The SIGGRAPH conference continues to evolve with the times. Ten or fifteen years ago, it was very academically driven, solving problems that nobody had solved before just for the sake of doing something different or more realistic. Today, SIGGRAPH has a much more pragmatic character. Most solutions and techniques presented have been developed out of a need for movie rendering, model authoring and manipulation, or even real-time graphics applications. At the same time, SIGGRAPH has retained the same rigorous background that it always had, making it quite a change from what we’re used to in game development.
This year’s GDC, for a change of pace, was held in San Francisco. It was also the last GDC dealing mostly with the current generation of consoles. Yet again, GDC managed to live up to all expectations. I walked away totally exhausted, but at the same time energized and inspired and full of new ideas.
It’s that time of the year again: days are getting longer, the weather is slowly getting warmer, and a hint of change is in the air. That can only mean one thing: the Game Developers Conference is approaching again! This article will help you navigate your way around GDC more successfully and help you get the most out of this year’s conference.
The GameTech Leadership Summit was the second part of this year’s Game Tech Seminars. Underneath a somewhat confusing name, it really was an analysis of the tools and technology in games today.
The first day is where the real meat of this second part was.

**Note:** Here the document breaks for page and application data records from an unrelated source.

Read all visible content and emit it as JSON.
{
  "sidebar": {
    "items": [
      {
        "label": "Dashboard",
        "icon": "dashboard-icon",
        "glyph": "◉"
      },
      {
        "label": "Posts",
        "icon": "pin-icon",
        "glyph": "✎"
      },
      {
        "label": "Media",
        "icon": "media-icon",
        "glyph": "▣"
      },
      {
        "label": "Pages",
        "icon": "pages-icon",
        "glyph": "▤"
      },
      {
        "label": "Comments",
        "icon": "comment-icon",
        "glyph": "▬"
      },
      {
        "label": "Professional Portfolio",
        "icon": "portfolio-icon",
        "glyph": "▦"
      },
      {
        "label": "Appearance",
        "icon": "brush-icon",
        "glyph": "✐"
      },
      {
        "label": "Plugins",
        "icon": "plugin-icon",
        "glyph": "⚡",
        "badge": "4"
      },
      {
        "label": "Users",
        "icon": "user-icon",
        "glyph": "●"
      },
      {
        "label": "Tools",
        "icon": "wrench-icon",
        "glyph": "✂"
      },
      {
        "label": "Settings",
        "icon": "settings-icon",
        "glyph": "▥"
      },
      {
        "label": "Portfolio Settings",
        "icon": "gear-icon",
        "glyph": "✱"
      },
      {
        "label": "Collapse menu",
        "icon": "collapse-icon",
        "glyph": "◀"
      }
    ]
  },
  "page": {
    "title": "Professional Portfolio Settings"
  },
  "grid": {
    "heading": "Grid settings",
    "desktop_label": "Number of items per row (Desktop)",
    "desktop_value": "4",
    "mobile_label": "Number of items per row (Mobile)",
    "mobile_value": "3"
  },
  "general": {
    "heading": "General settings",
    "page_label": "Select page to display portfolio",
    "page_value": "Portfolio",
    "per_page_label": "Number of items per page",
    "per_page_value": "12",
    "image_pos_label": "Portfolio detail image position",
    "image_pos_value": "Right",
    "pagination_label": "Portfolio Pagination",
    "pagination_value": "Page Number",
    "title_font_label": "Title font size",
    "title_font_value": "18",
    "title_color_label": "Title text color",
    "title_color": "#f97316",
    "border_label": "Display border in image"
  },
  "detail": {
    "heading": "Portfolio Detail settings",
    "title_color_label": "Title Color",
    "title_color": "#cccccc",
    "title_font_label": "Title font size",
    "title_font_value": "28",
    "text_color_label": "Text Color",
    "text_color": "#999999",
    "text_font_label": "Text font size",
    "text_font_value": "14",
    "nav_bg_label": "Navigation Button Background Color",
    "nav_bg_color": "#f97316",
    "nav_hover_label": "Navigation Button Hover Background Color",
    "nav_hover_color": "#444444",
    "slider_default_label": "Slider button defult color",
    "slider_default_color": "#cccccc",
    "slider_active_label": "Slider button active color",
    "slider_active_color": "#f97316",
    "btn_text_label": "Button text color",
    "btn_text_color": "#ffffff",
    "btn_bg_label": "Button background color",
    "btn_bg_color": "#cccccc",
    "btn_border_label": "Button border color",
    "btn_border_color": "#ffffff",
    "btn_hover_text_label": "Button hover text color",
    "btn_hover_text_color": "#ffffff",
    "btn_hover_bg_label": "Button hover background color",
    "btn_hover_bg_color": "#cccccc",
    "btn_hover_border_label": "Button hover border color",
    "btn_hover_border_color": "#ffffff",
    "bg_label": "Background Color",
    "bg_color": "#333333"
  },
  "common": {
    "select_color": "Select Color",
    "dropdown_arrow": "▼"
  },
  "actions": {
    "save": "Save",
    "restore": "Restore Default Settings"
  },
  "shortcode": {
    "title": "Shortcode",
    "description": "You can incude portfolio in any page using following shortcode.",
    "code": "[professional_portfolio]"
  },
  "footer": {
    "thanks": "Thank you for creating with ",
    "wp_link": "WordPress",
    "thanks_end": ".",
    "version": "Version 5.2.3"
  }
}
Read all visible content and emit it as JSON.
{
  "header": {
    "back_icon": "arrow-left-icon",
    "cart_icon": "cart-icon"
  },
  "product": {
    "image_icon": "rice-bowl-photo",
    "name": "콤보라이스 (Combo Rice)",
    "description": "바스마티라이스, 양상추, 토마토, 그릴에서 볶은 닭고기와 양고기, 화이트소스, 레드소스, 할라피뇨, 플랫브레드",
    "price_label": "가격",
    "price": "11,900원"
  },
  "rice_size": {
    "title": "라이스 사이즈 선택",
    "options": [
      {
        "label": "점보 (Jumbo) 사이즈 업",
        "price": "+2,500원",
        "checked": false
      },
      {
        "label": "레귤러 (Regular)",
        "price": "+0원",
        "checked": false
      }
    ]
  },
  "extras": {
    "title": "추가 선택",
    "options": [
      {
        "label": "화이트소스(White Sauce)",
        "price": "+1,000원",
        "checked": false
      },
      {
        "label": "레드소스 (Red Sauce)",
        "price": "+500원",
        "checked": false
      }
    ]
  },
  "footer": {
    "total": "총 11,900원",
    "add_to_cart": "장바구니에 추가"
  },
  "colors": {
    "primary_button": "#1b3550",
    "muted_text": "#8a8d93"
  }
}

It was a postmortem/analysis of the tech involved in some of the most successful games today (Halo 2, Half Life 2, The Sims 2, and Stranger) done by the tech lead (or someone close to that position) for each of the teams. Each of the talks was packed with information and some of them are freely available online, so I’m not even going to try to summarize the talks. Instead, this is going to be more of a highlight of things that caught my eye or I thought were particularly important.
They say good things come in small packages. That was certainly true of this year’s Game Tech Seminars. It was a four-day intensive conference dealing with very specific topics (realistic characters and engine/tools technology) with a very impressive list of speakers. The best part though, was the attendees. There were only about 80 people total in the conference (due in no small part to the hefty price tag attached to the conference, I’m sure), and they were mostly tech leads or directors of technology of their companies. It was great to see lots of familiar faces, but also a lot of new ones I only knew through the Internet or not at all before. The great discussions following each session, or even over lunch or dinner were worth the price of admission alone.